The law allows prisons to buy drugs under secret contracts with "compounding pharmacies" without public disclosure of the source. Compounding pharmacies are typically smaller businesses which mix ingredients to user specifications. There are more than 1,000 such pharmacies in Ohio, but only a fraction of them mix injectible drugs.
The law was criticized by the Ohio Newspaper Association among others for hiding important public business behind closed doors.
Ohio Public Defender Tim Young slammed the overseas pharmaceuticals plan as "an obviously illegal attempt to obtain drugs in a way that is banned for every other American."
"This certainly supports the idea they are at the end of the available options for lethal injection drugs," Young said.
The latest development comes five months before Ohio's scheduled execution of Ronald Phillips of Summit County on Jan. 21, 2016. Another 20 executions have been set through May 2019.
Ohio's last execution was Jan. 16, 2014, when Dennis McGuire struggled and gasped for several minutes before succumbing to a combination of midazolam, a sedative, and hydromorphone, a morphine derivative. The drugs had never been used in combination for an execution anywhere in the U.S. Prison officials subsequently abandoned using those drugs.
Sodium thiopental is no longer available for purchase in the U.S. The last domestic manufacturer stopped production in 2011, largely because states were using it for executions.

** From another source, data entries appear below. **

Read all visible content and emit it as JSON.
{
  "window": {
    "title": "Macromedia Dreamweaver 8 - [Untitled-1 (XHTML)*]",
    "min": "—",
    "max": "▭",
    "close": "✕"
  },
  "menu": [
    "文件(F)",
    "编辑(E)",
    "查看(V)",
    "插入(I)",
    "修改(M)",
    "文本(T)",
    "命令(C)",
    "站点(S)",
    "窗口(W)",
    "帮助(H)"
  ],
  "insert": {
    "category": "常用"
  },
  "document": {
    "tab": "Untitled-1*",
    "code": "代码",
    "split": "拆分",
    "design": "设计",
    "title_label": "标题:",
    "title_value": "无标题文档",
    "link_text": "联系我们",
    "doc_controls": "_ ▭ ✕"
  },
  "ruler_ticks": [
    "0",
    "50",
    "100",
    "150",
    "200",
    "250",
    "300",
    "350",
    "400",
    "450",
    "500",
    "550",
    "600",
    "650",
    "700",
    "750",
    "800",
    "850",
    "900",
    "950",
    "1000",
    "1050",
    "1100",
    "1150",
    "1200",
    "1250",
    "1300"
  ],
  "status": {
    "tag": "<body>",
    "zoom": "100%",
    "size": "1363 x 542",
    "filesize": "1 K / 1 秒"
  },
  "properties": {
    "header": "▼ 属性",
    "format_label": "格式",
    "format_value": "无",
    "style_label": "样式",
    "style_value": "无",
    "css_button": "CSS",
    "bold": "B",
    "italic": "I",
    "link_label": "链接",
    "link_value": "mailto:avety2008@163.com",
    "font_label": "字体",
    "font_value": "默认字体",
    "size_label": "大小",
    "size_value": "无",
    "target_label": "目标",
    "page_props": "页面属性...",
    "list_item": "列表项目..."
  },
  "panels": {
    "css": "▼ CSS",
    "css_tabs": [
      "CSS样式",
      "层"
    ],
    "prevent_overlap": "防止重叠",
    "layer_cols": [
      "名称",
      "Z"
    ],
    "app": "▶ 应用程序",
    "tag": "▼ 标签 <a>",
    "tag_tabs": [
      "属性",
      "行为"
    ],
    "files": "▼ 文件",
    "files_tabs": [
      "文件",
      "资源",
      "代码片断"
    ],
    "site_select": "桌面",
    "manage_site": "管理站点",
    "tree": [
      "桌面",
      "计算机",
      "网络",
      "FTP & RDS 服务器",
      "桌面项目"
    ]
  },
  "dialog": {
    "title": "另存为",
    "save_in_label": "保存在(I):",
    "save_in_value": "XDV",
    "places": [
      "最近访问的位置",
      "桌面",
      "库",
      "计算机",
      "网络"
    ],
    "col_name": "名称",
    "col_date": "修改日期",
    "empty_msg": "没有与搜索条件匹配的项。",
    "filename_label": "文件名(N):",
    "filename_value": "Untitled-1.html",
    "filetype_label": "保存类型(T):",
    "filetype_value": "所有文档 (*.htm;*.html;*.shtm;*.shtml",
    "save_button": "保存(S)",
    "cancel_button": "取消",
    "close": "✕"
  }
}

Ohio's revised execution policy calls for using large doses of sedatives, either sodium thiopental or pentobarbital. Previous policies included using one to three drugs.
(c)2015 The Columbus Dispatch (Columbus, Ohio)